The Brian Jonestown Massacre

The Bierkeller, Bristol.

18th June 2016

The life of any band is invariably fraught with highs and lows that can make or break them, and as we are all too aware The Brian Jonestown Massacre have had their fair share. Those dynamics were laid bare by the incredible 2004 documentary, ‘DIG!’ that catalogued their formative years and near demise.

Luckily for us, Anton Newcombe’s insatiable drive and vision prevailed and we can all look back on those times with enlightened perspective and appreciate what was achieved despite the self-destruction. Today they are 14 albums deep and still producing some of the most evocative psychedelic music out there – Playing epic three hour shows to capacity crowds.

Tonight at one of Bristol finest venues, the capacity crowd are feverishly waiting it out for the legendary BJM. What hits me as I get closer to the stage is the heat. It’s damn hot in here! Within seconds sweat in dripping from every pore and I am not even in the  middle of the crowd, I’m on the sidelines near the massive whirring fans giving some relief from the intense heat. The anticipation is palpable as the heaving throng cheer the appearance of Anton and his band.

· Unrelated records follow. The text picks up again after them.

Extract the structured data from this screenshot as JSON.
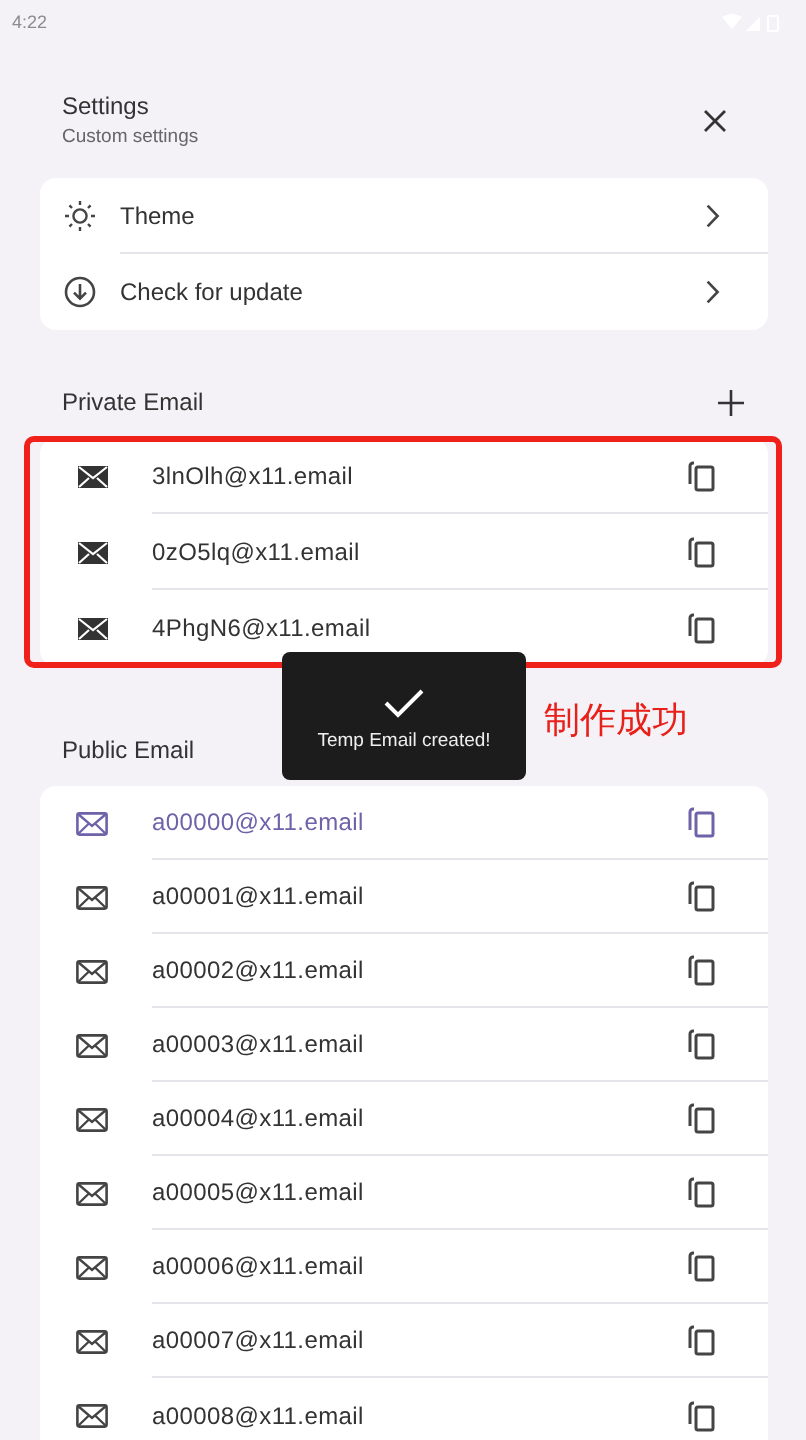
{
  "status_bar": {
    "time": "4:22"
  },
  "header": {
    "title": "Settings",
    "subtitle": "Custom settings"
  },
  "menu": [
    {
      "kind": "theme",
      "label": "Theme"
    },
    {
      "kind": "update",
      "label": "Check for update"
    }
  ],
  "private_email": {
    "title": "Private Email",
    "addresses": [
      {
        "address": "3lnOlh@x11.email"
      },
      {
        "address": "0zO5lq@x11.email"
      },
      {
        "address": "4PhgN6@x11.email"
      }
    ]
  },
  "public_email": {
    "title": "Public Email",
    "addresses": [
      {
        "address": "a00000@x11.email",
        "selected": true
      },
      {
        "address": "a00001@x11.email",
        "selected": false
      },
      {
        "address": "a00002@x11.email",
        "selected": false
      },
      {
        "address": "a00003@x11.email",
        "selected": false
      },
      {
        "address": "a00004@x11.email",
        "selected": false
      },
      {
        "address": "a00005@x11.email",
        "selected": false
      },
      {
        "address": "a00006@x11.email",
        "selected": false
      },
      {
        "address": "a00007@x11.email",
        "selected": false
      },
      {
        "address": "a00008@x11.email",
        "selected": false
      }
    ]
  },
  "toast": {
    "message": "Temp Email created!"
  },
  "annotation": {
    "text": "制作成功"
  }
}
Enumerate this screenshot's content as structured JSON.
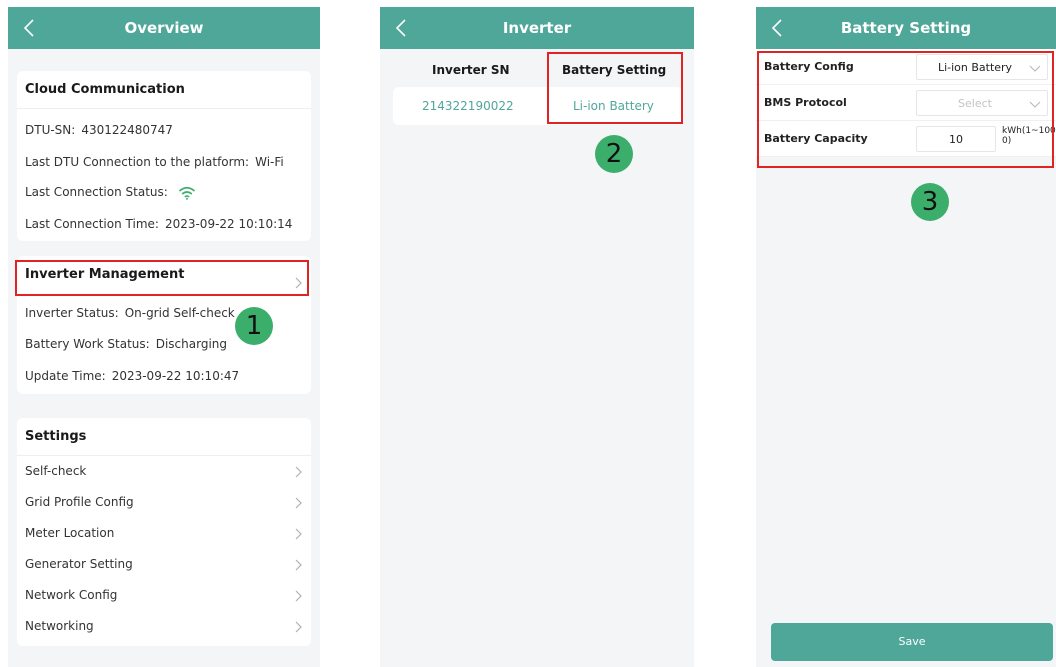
{
  "panel1": {
    "title": "Overview",
    "cloud": {
      "heading": "Cloud Communication",
      "dtu_sn_label": "DTU-SN:",
      "dtu_sn_value": "430122480747",
      "last_dtu_label": "Last DTU Connection to the platform:",
      "last_dtu_value": "Wi-Fi",
      "status_label": "Last Connection Status:",
      "status_icon": "wifi-icon",
      "time_label": "Last Connection Time:",
      "time_value": "2023-09-22 10:10:14"
    },
    "inverter": {
      "heading": "Inverter Management",
      "status_label": "Inverter Status:",
      "status_value": "On-grid Self-check",
      "battery_label": "Battery Work Status:",
      "battery_value": "Discharging",
      "update_label": "Update Time:",
      "update_value": "2023-09-22 10:10:47"
    },
    "settings": {
      "heading": "Settings",
      "items": [
        "Self-check",
        "Grid Profile Config",
        "Meter Location",
        "Generator Setting",
        "Network Config",
        "Networking"
      ]
    },
    "step": "1"
  },
  "panel2": {
    "title": "Inverter",
    "col_sn": "Inverter SN",
    "col_battery": "Battery Setting",
    "sn_value": "214322190022",
    "battery_value": "Li-ion Battery",
    "step": "2"
  },
  "panel3": {
    "title": "Battery Setting",
    "battery_config_label": "Battery Config",
    "battery_config_value": "Li-ion Battery",
    "bms_label": "BMS Protocol",
    "bms_placeholder": "Select",
    "capacity_label": "Battery Capacity",
    "capacity_value": "10",
    "capacity_unit_line1": "kWh(1~100",
    "capacity_unit_line2": "0)",
    "save_label": "Save",
    "step": "3"
  },
  "colors": {
    "accent": "#4fa79a",
    "highlight": "#e02424",
    "badge": "#3cae6b"
  }
}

The slow burn of the Velvets inspired, ‘Never, Ever’ get the show rolling, building a fire of beautiful melody at our feet. They segue into, ‘Nevertheless’ evoking those sixties tones and rhythms, even down to the specific reverb that accompanies Anton’s faux English accent vocals. They sound as tight as the band should considering the persistent work ethic they have for performing. ‘Anemone’ confirms the power they possess to create soulfully classics that sound as fresh as the first time.

Centre stage, singer and percussionist, Joel Gion is as enigmatic as ever, shaking his two tambourines whilst newer tracks such as, ‘Pish’ & ‘Leave It Alone’ bring to mind Neil Young’s album, ‘Up The Beach’ with it’s cutting lead guitar melodies. The crowd sing-a-long with abandon to ‘Who’ as the whole band join in on vocals creating a great unity that bleeds into the next song, ‘Servo’ which is cut short by Anton, apparently because of his unhappiness with his bandmates timing. Make no mistake, this has always been Anton’s band and of course he is still in complete control when it comes to the music. When you write such great songs as, ‘The Devil May Care’ & ‘That Girl Suicide’ it makes sense he is in the driving seat. Both songs sound fantastic tonight, lyrically so open and emotional, honesty at it’s rawest. Their melodies feel like drugs entering the vein, surging into the system, changing you.

Unfortunately, at this point in the night I have to leave to make it across town to another show and as I pass the smokers on the wall outside, I feel flush with emotion that this is one special band with the tenacity to provoke, the talent to breathe life and the longevity to truly become one of the greats. Long Live BJM!


Check out their website here https://thebrianjonestownmassacre.com/

Tweet them on Twitter here https://twitter.com/BJM_Band

All words by Philip Allen. More writing by Philip on Louder Than War can be found at his author’s archive. Philip tweets as @ltranger.

All photos by Michael Brumby. Take a look at his work here.


Previous articleWatch this! – Video premiere of Think Too Much by White Room
Next articleSheffield’s October Drift Announce Summer UK Tour



Please enter your comment!
Please enter your name here